This experiment works well if students are directed to make detailed observations and then attempt to explain for themselves what they think is happening.
The main issue is likely to be the availability of sufficient U-shaped test tubes.
Apparatus and chemicals
- Eye protection
Each working group will require:
- U-shaped test tube
- Clamp and clamp stand
- Carbon electrodes and electrode holders, 2 of each
- Electrical leads (2)
- Power pack
- Beaker (100 cm3)
- Stirring rod
- Access to:
- Sodium chloride (salt)
- Universal indicator (Highly flammable)
- Distilled water
Health & Safety
Wear eye protection.
A. Before the demonstration, assemble the apparatus as shown in first diagram. Ensure that the connections to the boiling tubes are the correct way round.
B. Place a piece of blue cobalt chloride paper into the first boiling tube and half-fill the second boiling-tube with limewater.
C. At the start of the demonstration, turn on the pump so that a gentle stream of air is drawn through the apparatus.
D. Light the candle and leave for a few minutes until the cobalt chloride paper turns pink (from blue) and the limewater goes milky. This indicates the presence of water and carbon dioxide respectively.
Some students will know that air contains both water vapour and carbon dioxide. To show that the changes observed are not due to these alone, repeat the experiment without the candle and note how much longer it takes for any changes to be observed.
Understanding the process of burning is important at all levels of chemistry. Emphasise that burning in air is a reaction with oxygen. The elements hydrogen and carbon are present in hydrocarbons, such as candle wax. Students will quite readily appreciate that carbon reacts with oxygen to form carbon dioxide, but often need help to grasp that hydrogen combines with oxygen to form water.
The production of carbon dioxide could lead to discussion of the role of this gas in the greenhouse effect.
The experiment could be extended to burning alcohols with a spirit burner.
This experiment has been reproduced from Practical Chemistry: http://www.nuffieldfoundation.org/practical-chemistry/colourful-electrolysis
- 1 Filter pumps (http://www.practicalchemistry.org/standard-techniques/filtering,51,AR.html)
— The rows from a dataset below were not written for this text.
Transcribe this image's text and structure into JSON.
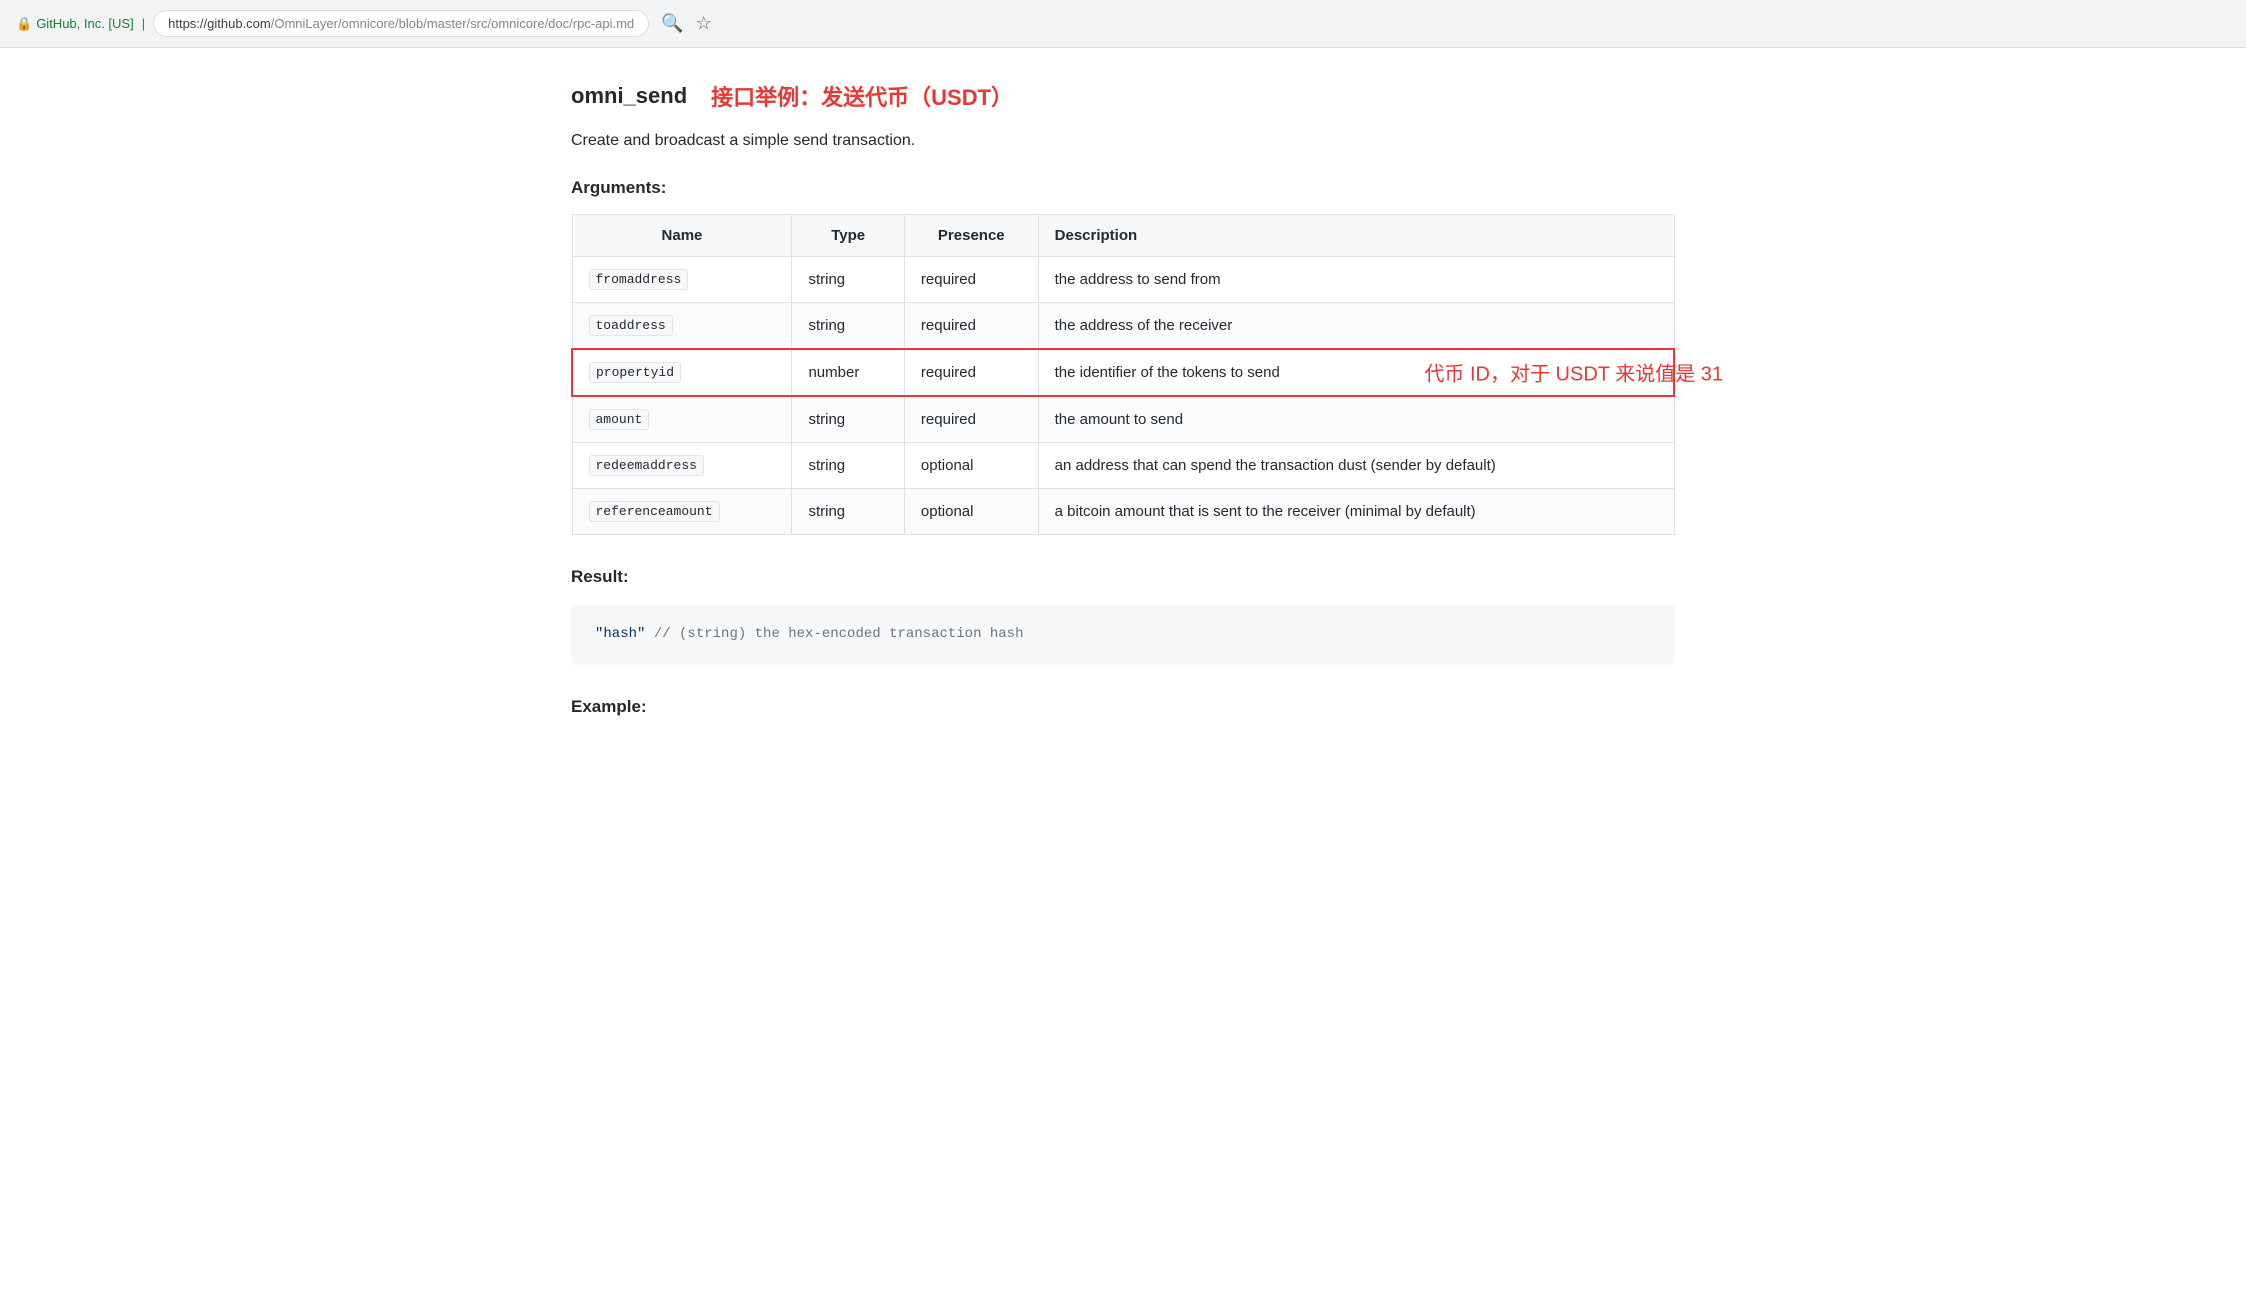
{
  "browser": {
    "security_label": "GitHub, Inc. [US]",
    "url_domain": "https://github.com",
    "url_path": "/OmniLayer/omnicore/blob/master/src/omnicore/doc/rpc-api.md",
    "search_icon": "🔍",
    "star_icon": "☆"
  },
  "page": {
    "api_name": "omni_send",
    "api_subtitle": "接口举例：发送代币（USDT）",
    "description": "Create and broadcast a simple send transaction.",
    "arguments_title": "Arguments:",
    "result_title": "Result:",
    "example_title": "Example:",
    "table": {
      "headers": [
        "Name",
        "Type",
        "Presence",
        "Description"
      ],
      "rows": [
        {
          "name": "fromaddress",
          "type": "string",
          "presence": "required",
          "description": "the address to send from",
          "highlighted": false
        },
        {
          "name": "toaddress",
          "type": "string",
          "presence": "required",
          "description": "the address of the receiver",
          "highlighted": false
        },
        {
          "name": "propertyid",
          "type": "number",
          "presence": "required",
          "description": "the identifier of the tokens to send",
          "highlighted": true,
          "annotation": "代币 ID，对于 USDT 来说值是 31"
        },
        {
          "name": "amount",
          "type": "string",
          "presence": "required",
          "description": "the amount to send",
          "highlighted": false
        },
        {
          "name": "redeemaddress",
          "type": "string",
          "presence": "optional",
          "description": "an address that can spend the transaction dust (sender by default)",
          "highlighted": false
        },
        {
          "name": "referenceamount",
          "type": "string",
          "presence": "optional",
          "description": "a bitcoin amount that is sent to the receiver (minimal by default)",
          "highlighted": false
        }
      ]
    },
    "result_code": "\"hash\"  // (string) the hex-encoded transaction hash"
  }
}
- 2 Make your own cobalt chloride paper (http://www.practicalchemistry.org/standardtechniques/preparing-and-using-cobalt-chloride-indicator-papers,43,AR.html)